How Health Benefit Tax Reimbursements Work
More employers are offering gay and lesbian employees who cover their domestic partners or same sex spouses with their health care a health benefit tax reimbursement. For example, Facebook earlier this month joined other employers, including Barclays and Google, in offering employees the reimbursement.
Why There’s a Problem
- First, a company chooses to allow their LGBT employees to cover their partners under their employee health insurance.
- However, because the federal government does not recognize gay relationships, these employees owe income tax on this added benefit. If instead these employees were married to an opposite-sex spouse, they’d incur no such income tax.
- This means that domestic partners and same-sex spouses pay on average of $1,000 more per year than opposite-sex spouses.
What Employers Do
To make up for the higher income taxes that LGBT employees pay to cover their partners, the employers will essentially pay them more and make up the difference.
For example, an employee that makes $100,000 a year and who pays a $1,000 in income tax on health benefits for his or her same-sex partner will instead earn $101,000.
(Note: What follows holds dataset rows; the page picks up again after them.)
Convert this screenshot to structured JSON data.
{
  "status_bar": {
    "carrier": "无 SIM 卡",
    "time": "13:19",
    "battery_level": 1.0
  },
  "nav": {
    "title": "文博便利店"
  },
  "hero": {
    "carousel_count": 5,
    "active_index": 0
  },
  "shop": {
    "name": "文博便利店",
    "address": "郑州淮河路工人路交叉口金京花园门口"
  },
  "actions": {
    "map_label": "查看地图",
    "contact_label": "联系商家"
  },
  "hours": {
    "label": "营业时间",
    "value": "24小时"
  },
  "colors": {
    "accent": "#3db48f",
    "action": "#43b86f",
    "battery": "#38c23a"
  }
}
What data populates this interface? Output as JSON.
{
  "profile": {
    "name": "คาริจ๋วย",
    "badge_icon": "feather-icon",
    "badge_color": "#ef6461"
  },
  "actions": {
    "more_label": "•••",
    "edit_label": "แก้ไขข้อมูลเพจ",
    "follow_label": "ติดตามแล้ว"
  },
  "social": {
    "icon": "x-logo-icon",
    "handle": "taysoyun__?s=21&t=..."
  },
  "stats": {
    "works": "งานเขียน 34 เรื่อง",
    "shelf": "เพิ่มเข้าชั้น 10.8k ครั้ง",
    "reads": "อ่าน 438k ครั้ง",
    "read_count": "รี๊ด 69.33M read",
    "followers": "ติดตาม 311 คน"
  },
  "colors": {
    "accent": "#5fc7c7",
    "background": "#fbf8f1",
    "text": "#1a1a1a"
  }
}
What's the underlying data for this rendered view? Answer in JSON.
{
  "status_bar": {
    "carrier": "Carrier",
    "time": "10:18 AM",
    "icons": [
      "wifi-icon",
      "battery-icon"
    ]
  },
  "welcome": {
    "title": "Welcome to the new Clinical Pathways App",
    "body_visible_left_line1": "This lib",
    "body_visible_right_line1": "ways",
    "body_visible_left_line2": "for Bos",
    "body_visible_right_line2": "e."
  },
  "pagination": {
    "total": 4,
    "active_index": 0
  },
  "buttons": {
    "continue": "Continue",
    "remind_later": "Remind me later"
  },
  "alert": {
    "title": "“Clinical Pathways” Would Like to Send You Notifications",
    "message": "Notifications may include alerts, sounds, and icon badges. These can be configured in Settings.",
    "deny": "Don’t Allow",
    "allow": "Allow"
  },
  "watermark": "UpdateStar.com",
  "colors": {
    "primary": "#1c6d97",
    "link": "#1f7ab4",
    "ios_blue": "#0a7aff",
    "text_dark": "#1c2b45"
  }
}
Of course, that new $1,000 in salary will be subject to income tax as well. Employers will also cover this difference. So in the previous example, the employee will earn $1,000 plus whatever extra to offset the income tax on the added income.